Aspidistra elatior

Most commonly used varieties: ‘Akebono,’ ‘Flowing Fountains’ and ‘Yushan Starbright’

Common Name: Cast Iron Plant

Light Needs

Low to bright indirect light

Water Requirements

Water sparingly

Tall columnar shape up to three feet tall with softer, arching leaves as the plant ages.

Most commonly used varieties: ‘Akebono,’ ‘Flowing Fountains’ and ‘Yushan Starbright’

The Aspidistra elatior…commonly known as the Cast Iron Plant, is a hard-working, long-living plant for dark spaces. Aspidistra was given the common name for its ability to withstand all kinds of abuse. It is a plant that has been used in the interior environment for centuries. Every kind of interior condition from low light, to over or under-watering, excessive heat or cold drafty lobbies are all suitable for growing this hardy plant.

The tall columnar shape that is frequently seen when it comes from the nurseries is gradually replaced through the years with softer, arching leaves. Many various forms of this plant can now be found, some as tall as 4 feet and perfectly erect, some more open and arching and some with variegation to the leaves of either white or yellow tints.

The Aspidistra elatior is a member of the Lily Family and is a native to China. There are about 8 species of Aspidistra that have been identified and all of them are from Eastern Asia. The Lily Family is very large with 2,500 species. All are monocots, mostly herbaceous, with leaves that are usually blade-shaped and fleshy, often 3 to 6-feet-long. Other family members you will recognize are the Yucca, Aloes, Sansevierias and Easter Lilies. Like many members of the Lily Family, Aspidistra’s grow new leaves from underground stems, they have thick roots and rhizomes. A rhizome is a rootstock either on the surface of the soil or underground which is typically horizontal. From these rhizomes a succession of leaves grow from the tip or the apex.

An Aspidistra growing in the interior tends to push out new leaves in a flush or growth once a year, usually in the spring. They are slow-growing plants which is way they are expensive for their container size.
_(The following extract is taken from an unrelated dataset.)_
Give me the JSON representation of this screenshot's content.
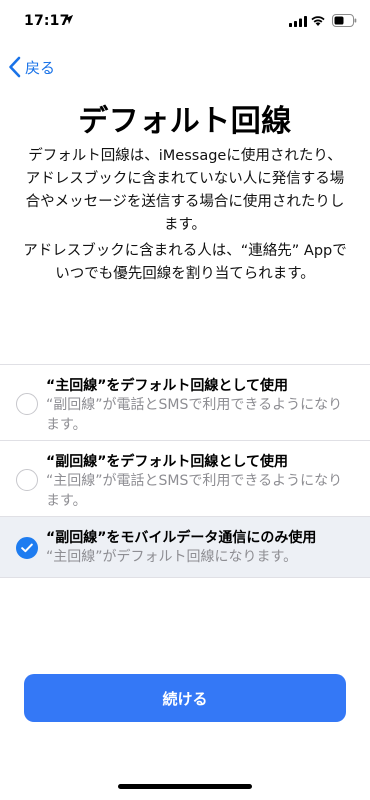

The flower of an Aspidistra is easy to miss. It is small, about 1-inch across, and brown-purple in color and grows at ground-level. It is very unusual in its coloring and worth watching for. Unfortunately, it rarely flowers in the interior due to poor conditions.

Low to bright indirect light (30 fc – 250fc).

Be conservative when applying water. They prefer to be close to bone dry between waterings, especially in low light. This can take two to four weeks in low light. In better light (100 to 200 fc), water every two weeks. Dry the roots about one half of the way down or to read about a 2 to 4 on a moisture meter. Never soak these plants, or the roots will quickly rot. During the active growing season in the spring they will want extra water. Remember, these plants have thick roots that can store water for long periods. You can learn to read the leaf signs of the Aspidistra as to what it needs. The leaves will discolor within a week or two if you have given too much or two little water. Too much water over time will show as yellow leaf edges first, then the start of cell bursting within the leaf. Too little and the oldest leaves will turn a soft banana yellow color overall.

Due to its deep green color, yellow blemishes stand out and require trimming to keep it aesthetically correct. Follow the natural shape of the leaf for the best disguise of the trim mark. Always make sure your scissors are clean and sharp. Any time more than 1/3 of the leaf has been trimmed off it’s best to remove the whole leaf. Sometimes it is also part of the grooming and upkeep of the image of a well-kempt plant to remove leaves. When removing a leaf, go down all the way to the soil level to get a clean and tidy look. As you trim off marks and remove leaves, ask yourself what you did to cause them. Reassess your care, re-think…too much water? …too little? …too much fertilizer? …spider mites? …too much light?

The only real pest of Aspidistra in the interior is the spider mite. Because of it’s wide leaf and a relatively low leaf count, the plant is very easy to wipe clean. Use two wet sponges with a bit of soap on them to clean it and keep spider mites at bay. This also keeps the plant attractive and well-groomed. You can also wipe clean with baby wipes or spray with soap and water. Brand X® also works well.